(Given data begins)

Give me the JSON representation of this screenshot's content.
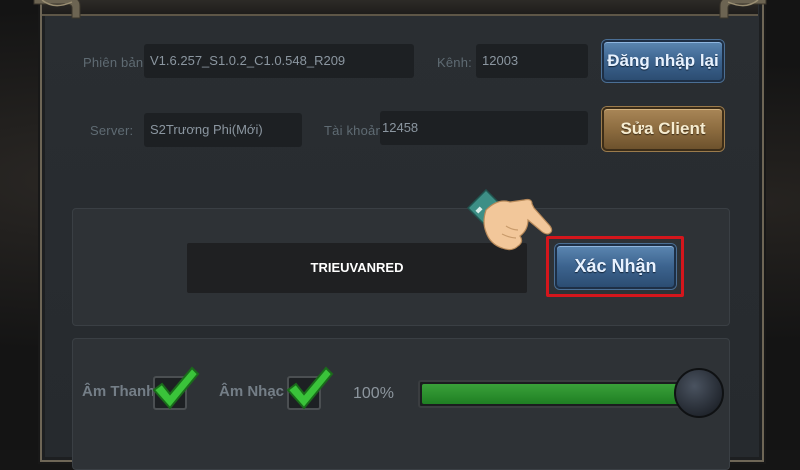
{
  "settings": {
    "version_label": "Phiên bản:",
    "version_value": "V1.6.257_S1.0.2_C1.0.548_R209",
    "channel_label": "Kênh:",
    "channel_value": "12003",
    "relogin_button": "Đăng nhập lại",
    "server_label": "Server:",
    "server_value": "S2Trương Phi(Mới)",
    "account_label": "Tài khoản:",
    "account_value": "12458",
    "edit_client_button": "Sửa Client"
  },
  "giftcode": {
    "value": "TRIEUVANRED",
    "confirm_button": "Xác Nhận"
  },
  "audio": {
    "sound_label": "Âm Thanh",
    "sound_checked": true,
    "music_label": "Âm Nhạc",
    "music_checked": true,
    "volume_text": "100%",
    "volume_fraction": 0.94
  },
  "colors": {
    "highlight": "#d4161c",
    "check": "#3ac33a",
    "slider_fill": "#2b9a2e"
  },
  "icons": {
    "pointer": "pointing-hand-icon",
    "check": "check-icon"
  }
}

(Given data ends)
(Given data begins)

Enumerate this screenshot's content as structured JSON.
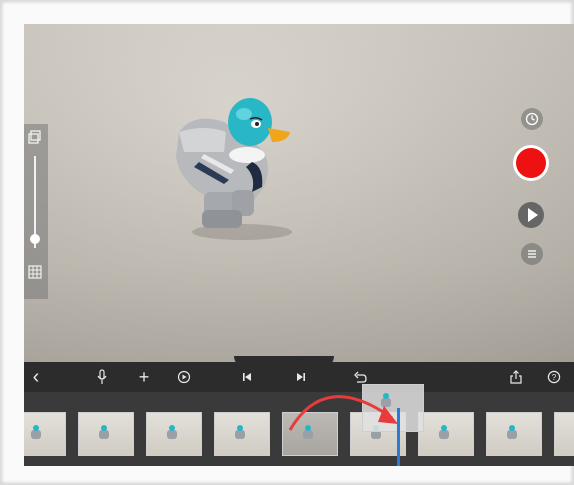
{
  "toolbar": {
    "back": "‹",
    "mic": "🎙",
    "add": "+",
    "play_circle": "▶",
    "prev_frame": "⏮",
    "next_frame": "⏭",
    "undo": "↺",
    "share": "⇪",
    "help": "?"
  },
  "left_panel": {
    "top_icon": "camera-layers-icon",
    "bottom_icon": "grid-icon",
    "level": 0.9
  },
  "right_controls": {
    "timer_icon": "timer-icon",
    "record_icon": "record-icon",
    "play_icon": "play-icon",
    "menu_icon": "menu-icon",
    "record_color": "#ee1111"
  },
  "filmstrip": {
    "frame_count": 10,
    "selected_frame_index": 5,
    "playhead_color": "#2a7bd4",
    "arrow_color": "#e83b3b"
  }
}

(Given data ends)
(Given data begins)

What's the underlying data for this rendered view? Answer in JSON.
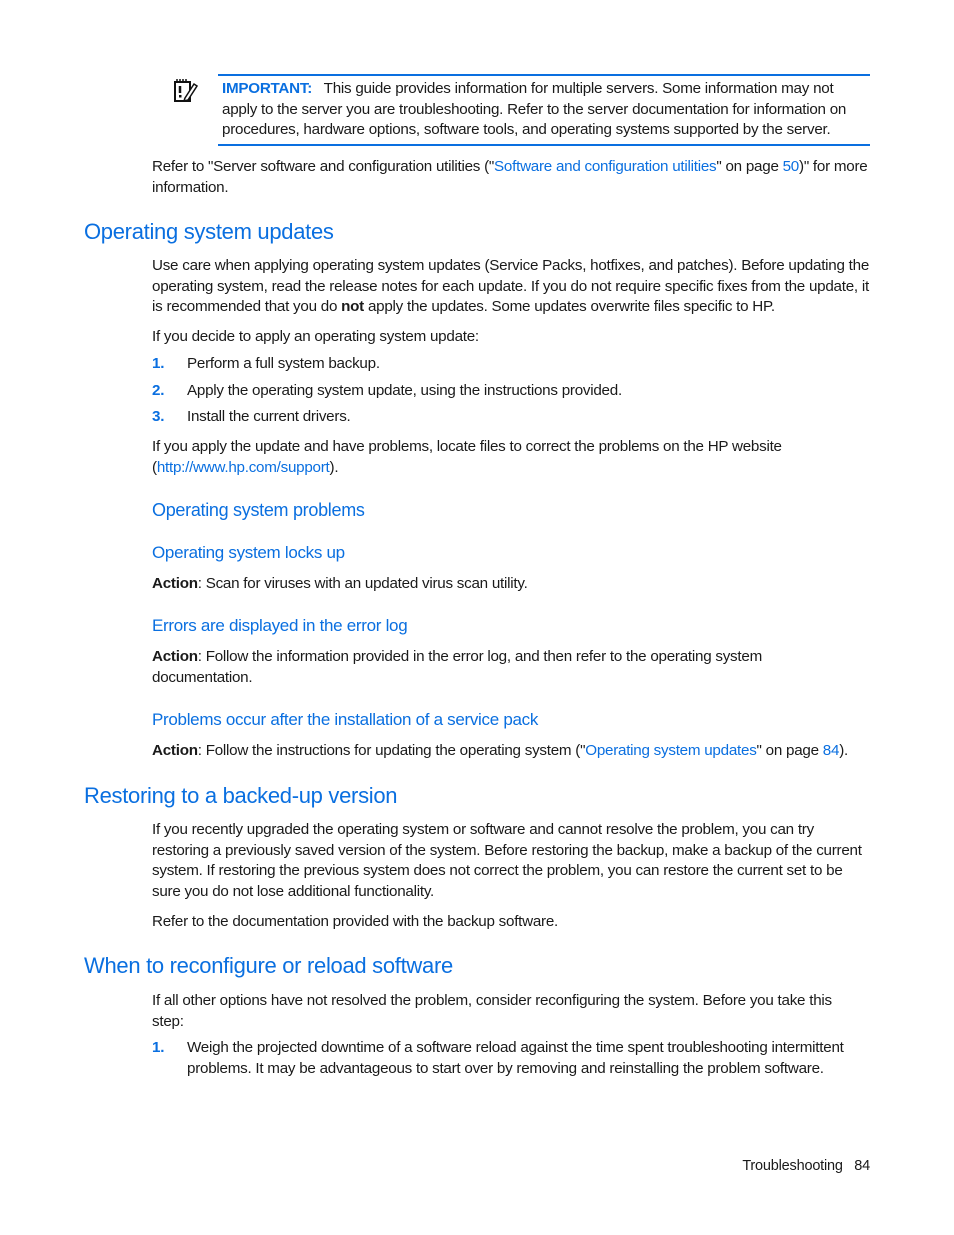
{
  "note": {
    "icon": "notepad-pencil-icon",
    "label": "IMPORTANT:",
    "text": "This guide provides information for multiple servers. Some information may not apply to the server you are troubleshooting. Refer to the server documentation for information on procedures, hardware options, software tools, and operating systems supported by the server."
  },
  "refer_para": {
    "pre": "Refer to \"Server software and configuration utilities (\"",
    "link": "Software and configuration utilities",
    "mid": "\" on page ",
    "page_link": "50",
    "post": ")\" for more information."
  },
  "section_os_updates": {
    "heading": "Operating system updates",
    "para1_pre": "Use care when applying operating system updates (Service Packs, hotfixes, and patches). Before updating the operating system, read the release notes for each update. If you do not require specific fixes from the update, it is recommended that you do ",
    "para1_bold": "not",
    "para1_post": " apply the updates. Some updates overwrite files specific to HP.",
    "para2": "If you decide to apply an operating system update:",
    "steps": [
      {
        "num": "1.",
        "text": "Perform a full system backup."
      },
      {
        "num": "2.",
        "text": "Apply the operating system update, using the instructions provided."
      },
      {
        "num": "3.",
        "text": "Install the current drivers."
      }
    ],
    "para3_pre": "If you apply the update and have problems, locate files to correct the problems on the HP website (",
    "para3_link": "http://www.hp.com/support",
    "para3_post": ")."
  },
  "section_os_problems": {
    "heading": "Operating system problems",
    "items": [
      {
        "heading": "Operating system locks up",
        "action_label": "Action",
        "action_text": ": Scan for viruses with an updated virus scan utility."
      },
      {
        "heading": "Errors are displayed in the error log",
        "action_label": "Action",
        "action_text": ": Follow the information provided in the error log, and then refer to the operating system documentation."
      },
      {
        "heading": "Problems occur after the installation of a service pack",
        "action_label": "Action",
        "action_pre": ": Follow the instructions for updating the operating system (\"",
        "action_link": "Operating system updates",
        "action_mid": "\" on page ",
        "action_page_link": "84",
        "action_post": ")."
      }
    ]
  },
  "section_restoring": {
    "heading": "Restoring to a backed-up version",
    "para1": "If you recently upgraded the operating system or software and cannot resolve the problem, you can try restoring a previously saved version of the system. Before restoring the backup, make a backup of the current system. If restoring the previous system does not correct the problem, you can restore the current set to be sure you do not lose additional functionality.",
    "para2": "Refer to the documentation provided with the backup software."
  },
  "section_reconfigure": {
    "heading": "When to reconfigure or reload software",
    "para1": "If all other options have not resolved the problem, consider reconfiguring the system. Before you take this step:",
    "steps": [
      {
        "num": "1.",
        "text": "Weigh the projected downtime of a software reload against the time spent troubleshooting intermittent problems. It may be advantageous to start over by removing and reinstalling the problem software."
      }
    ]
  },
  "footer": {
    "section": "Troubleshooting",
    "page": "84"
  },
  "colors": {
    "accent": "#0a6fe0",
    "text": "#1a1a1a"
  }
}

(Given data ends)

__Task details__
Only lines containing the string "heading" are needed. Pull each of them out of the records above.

__Output of the exercise__
    "heading": "Operating system updates",
    "heading": "Operating system problems",
        "heading": "Operating system locks up",
        "heading": "Errors are displayed in the error log",
        "heading": "Problems occur after the installation of a service pack",
    "heading": "Restoring to a backed-up version",
    "heading": "When to reconfigure or reload software",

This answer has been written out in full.